Getting Started as a Formwork Carpenter
Constructing wood frames or putting down wood floors isn’t the only type of carpentry work you can get into. Form carpenters, also known as rough carpenters, are important members of a construction team. Here’s what you need to know about this career.
What is Formwork Carpentry?
Before we get into what a formwork carpenter does, let’s break down exactly what formwork carpentry is. Before a building, bridge, or home can be built, it needs a strong concrete foundation. If you know anything about this building material, you would know that t’s poured out in a liquid form and then has to set. This is where formwork comes in. Forms or frames are constructed out of various materials so concrete can set into the foundations and frames outlined in building plans. Once the concrete is firm and set, the form can either be removed or become part of the final structure. The types of forms that these carpenters work on include:
Timber Formwork: These forms are made out of timber or plywood. Timber forms are flexible and easy to put together.
Re-usable Plastic Formwork: These lightweight forms are made of interlocking pieces that can be taken apart and reused again.
Engineered Formwork: Pre-made modules of aluminum or steel create this type of formwork system that can also be used over and over again.
Permanent Formwork: Using insulated concrete forms, this type of formwork is constructed onsite and stays in place once the concrete dries.
What a Form Carpenter Does
In this line of carpentry, workers come to a construction site in the early stages of the project. There, they cut materials to the specified measurements on the blueprints and assemble the forms. They’ll use tools like drills and electric saws to put the pieces together and fasten them into place. Formwork carpenters spray the forms down with oil (so the concrete doesn’t stick) and insert steel rods for reinforcement. Then the concrete is poured in. Once it sets, formwork carpenters remove the forms, clean them and get them ready for the next project. Other things form carpenters may do on a job site include erecting scaffolding, constructing chutes for concrete, waterproofing materials, and maintaining tools.

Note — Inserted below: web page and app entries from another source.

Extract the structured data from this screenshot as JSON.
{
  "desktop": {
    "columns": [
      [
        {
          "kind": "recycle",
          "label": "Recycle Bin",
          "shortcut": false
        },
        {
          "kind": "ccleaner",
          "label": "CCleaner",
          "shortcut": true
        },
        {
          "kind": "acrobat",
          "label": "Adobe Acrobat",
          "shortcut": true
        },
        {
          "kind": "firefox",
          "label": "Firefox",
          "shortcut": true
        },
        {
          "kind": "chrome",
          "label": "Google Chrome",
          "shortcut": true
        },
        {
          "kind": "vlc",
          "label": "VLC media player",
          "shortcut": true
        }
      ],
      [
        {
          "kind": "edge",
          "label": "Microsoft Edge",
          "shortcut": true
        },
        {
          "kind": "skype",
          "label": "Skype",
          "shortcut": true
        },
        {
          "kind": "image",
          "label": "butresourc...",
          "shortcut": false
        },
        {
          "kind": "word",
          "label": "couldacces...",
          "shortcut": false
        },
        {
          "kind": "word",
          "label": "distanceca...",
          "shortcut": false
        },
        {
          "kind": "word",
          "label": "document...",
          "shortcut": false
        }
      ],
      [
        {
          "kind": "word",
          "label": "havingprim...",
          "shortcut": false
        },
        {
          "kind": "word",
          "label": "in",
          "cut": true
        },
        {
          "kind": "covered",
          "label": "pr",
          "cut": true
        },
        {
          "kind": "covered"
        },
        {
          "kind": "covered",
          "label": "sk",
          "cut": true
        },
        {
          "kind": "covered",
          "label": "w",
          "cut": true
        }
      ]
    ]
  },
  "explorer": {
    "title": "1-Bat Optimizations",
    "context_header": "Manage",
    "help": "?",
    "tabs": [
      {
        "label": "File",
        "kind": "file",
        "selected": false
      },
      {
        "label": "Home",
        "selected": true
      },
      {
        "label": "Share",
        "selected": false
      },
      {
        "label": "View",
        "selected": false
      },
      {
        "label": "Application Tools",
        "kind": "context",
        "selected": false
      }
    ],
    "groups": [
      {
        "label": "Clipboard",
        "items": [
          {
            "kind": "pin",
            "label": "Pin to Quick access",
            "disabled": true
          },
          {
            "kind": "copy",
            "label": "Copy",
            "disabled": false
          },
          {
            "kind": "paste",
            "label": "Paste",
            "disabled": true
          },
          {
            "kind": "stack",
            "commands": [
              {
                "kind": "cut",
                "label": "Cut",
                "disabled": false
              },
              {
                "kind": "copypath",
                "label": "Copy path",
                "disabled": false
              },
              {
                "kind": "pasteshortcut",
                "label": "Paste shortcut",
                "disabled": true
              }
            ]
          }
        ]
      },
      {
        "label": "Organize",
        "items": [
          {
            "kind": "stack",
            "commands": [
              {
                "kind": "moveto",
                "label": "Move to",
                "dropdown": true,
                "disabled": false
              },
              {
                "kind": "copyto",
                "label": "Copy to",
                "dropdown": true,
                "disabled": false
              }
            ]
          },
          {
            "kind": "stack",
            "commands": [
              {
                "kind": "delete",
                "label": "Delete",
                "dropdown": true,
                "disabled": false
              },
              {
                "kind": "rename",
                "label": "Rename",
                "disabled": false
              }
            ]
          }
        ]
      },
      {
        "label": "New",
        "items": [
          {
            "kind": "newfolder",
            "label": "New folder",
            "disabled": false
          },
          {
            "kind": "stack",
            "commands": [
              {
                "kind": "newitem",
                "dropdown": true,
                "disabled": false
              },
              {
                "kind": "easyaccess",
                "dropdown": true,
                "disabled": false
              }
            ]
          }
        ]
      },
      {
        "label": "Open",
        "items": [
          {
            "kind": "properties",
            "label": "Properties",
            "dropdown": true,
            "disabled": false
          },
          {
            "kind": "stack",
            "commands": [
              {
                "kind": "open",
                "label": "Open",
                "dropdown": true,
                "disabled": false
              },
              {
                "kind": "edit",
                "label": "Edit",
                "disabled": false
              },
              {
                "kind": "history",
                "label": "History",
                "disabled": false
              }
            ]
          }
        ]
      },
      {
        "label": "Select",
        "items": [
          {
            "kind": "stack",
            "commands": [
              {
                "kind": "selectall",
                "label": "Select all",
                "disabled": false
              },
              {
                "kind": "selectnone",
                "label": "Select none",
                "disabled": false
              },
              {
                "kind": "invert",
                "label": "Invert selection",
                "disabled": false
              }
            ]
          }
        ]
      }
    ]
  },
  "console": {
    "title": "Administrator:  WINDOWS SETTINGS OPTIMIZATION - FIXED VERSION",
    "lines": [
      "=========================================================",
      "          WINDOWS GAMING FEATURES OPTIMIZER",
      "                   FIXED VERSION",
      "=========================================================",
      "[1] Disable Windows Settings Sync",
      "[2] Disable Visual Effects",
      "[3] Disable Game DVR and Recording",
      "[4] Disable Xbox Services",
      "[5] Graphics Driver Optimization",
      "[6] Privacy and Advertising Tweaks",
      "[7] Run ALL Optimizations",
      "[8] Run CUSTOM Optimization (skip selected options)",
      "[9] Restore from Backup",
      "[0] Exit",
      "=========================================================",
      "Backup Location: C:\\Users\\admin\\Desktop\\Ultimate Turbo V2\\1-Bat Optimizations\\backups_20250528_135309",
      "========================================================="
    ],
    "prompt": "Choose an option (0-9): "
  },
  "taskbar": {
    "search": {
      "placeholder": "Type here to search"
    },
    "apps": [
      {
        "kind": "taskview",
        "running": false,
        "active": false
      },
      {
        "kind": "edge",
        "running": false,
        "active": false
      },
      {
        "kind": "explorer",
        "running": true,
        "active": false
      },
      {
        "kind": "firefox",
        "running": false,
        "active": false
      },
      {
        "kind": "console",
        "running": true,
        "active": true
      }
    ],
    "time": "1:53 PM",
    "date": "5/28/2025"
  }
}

The Training You Need to Get Started
So now that you know what form carpenters do, how can you get started in this career? By getting on-the-job training through entry-level jobs like a carpenter’s helper or an apprenticeship program offered by a trade school. As a matter of fact, carpenters, in general, get started by enrolling in a 3 to 4-year program where they get the hands-on training they need to advance. Once they complete the program, they can go after carpenter jobs like this one.
What to Expect in this Career
The work of a form carpenter requires strength and stamina because there is a lot of heavy lifting involved. You’ll also be working on your feet for long periods of time. In this job, you’ll need to be organized so you can keep track of the form carpentry process – from getting form materials to removing them once the concrete sets. Form carpenters are comfortable reading blueprints, handling power tools, and building codes. This career also requires great attention to detail, making sure the forms are level and square.
Ready to jump into on-the-job carpentry experience? Click to connect with one of our personal job agents.